Thursday, February 27, 2014

The Plano Real, and a Different Sort of Model

As Rio de Janeiro prepares for Carnival 2014, I thought it would be an appropriate time to recount an interesting episode in Brazilian politics (and footnote in Brazilian monetary history), which I discovered from reading the memoirs of Fernando Henrique Cardoso (FHC), former Brazilian president and finance minister.

In 1994, FHC was cajoling legislators to accept his Plano Real (Real Plan). The introduction of the Real, a new currency, was intended to end hyperinflation, which was over 3,000 percent (annualized) by 1994. I'll write a longer post at some point on the plan, which had some very unusual features.

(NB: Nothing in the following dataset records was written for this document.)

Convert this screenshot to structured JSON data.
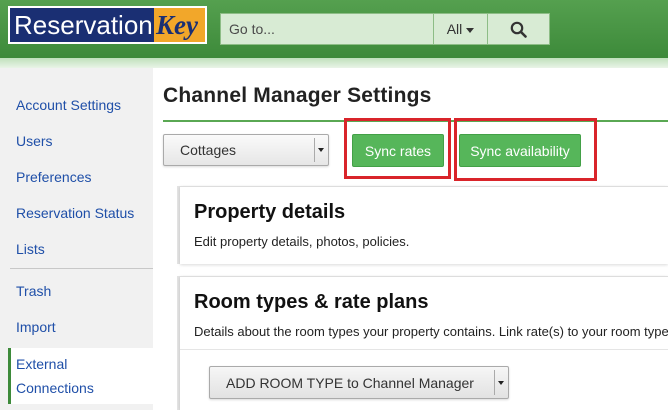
{
  "brand": {
    "logo_left": "Reservation",
    "logo_right": "Key",
    "colors": {
      "navy": "#1a2f73",
      "orange": "#f2a72a",
      "header_green": "#3d8a3a"
    }
  },
  "search": {
    "placeholder": "Go to...",
    "scope": "All",
    "button_icon": "search-icon"
  },
  "sidebar": {
    "items": [
      {
        "label": "Account Settings"
      },
      {
        "label": "Users"
      },
      {
        "label": "Preferences"
      },
      {
        "label": "Reservation Status"
      },
      {
        "label": "Lists"
      },
      {
        "label": "Trash"
      },
      {
        "label": "Import"
      }
    ],
    "active": {
      "line1": "External",
      "line2": "Connections"
    },
    "link_color": "#1f4fa8"
  },
  "main": {
    "title": "Channel Manager Settings",
    "property_select": {
      "value": "Cottages"
    },
    "sync_rates_label": "Sync rates",
    "sync_availability_label": "Sync availability",
    "button_color": "#56b65a",
    "highlight_color": "#d9242a",
    "sections": [
      {
        "title": "Property details",
        "description": "Edit property details, photos, policies."
      },
      {
        "title": "Room types & rate plans",
        "description": "Details about the room types your property contains. Link rate(s) to your room types."
      }
    ],
    "add_room_type_select": {
      "value": "ADD ROOM TYPE to Channel Manager"
    }
  }
}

But for the sake of this post, I'll just point out that this plan was unpopular because it unsettled entrenched political interests and was not deemed likely to succeed, even by the IMF. Against the odds, FHC seemed to be winning support for the plan, which eventually passed, but not before it was almost derailed by political scandal.

According to FHC, the 1994 Carnival was particularly spectacular, perhaps to compensate for a year of political and economic turmoil. President Itamar Franco, who was a supporter of FHC's controversial plan, decided to be the first Brazilian president to watch Carnival from Sambodrome in Rio. No-one is quite sure how, but a buxom 27 year-old model named Lilian Ramos managed to wend her way up to the special presidential balcony where Franco was sitting. She proceeded to climb on his lap, which appeared harmless enough at first, but every time she clapped her hands, her short T-shirt rose higher and higher, eventually revealing that she wasn't wearing anything below. At all. This, of course, was manna from heaven for the photographers below.

The next day, domestic and foreign newspapers launched into the story with full force. Franco was divorced, but the foreign attention annoyed the Brazilian public and military, who were sick of Brazil being made out to to be a banana republic, as well as the Catholic Church, who demanded that Franco be more supportive of family values. Some legislators threatened to impeach Franco, and FHC was apparently approached by a member of the military who enquired where FHC's loyalties would lie if impeachment occurred.

How exactly Ramos found herself on the balcony with Franco is a matter of some speculation. FHC argues that the moment was politically motivated and engineered in an attempt to embarrass Franco, and derail the Real Plan, a theory he says is corroborated by the fact that Ramos later announced plans to run for political office. That, of course, will probably never be known, but it is highly doubtful that a politically sensitive and ambitious agenda like the Real Plan could have been implemented if the country had been forced into further turmoil. Given the importance of this plan in ending hyperinflation and setting the stage for reform and growth in Brazil, it's fortunate that the scandal passed, so we can relegate the incident to an amusing footnote in Brazilian political and economic history. I'll leave you with this comic gem (non-Portuguese speakers, relax, you can use Google Translate). I imagine this was a fairly family-friendly version of some of the comics going round at the time:


  1. Remember the episode very clearly!
    The charge reads: "Isn´t inflation enough Lilian? Now you arrive with another hairy crisis".
    "You exagerate. I had shaved 'Brazilian bikini style"

    1. Was it as dramatic as FHC makes it out to be? I'm always nervous when I read politicians' memoirs that I'm just buying their side of the story.

    2. No, the guy (Itamar) was never taken seriously. One of the first things he said after replacing Collor in late 1992 (he was the Vice President) was "Mummy cannot afford to buy "pills". This signalled that he was ready to institute another round of price freeze and inflation quickly doubled to 50% (per month).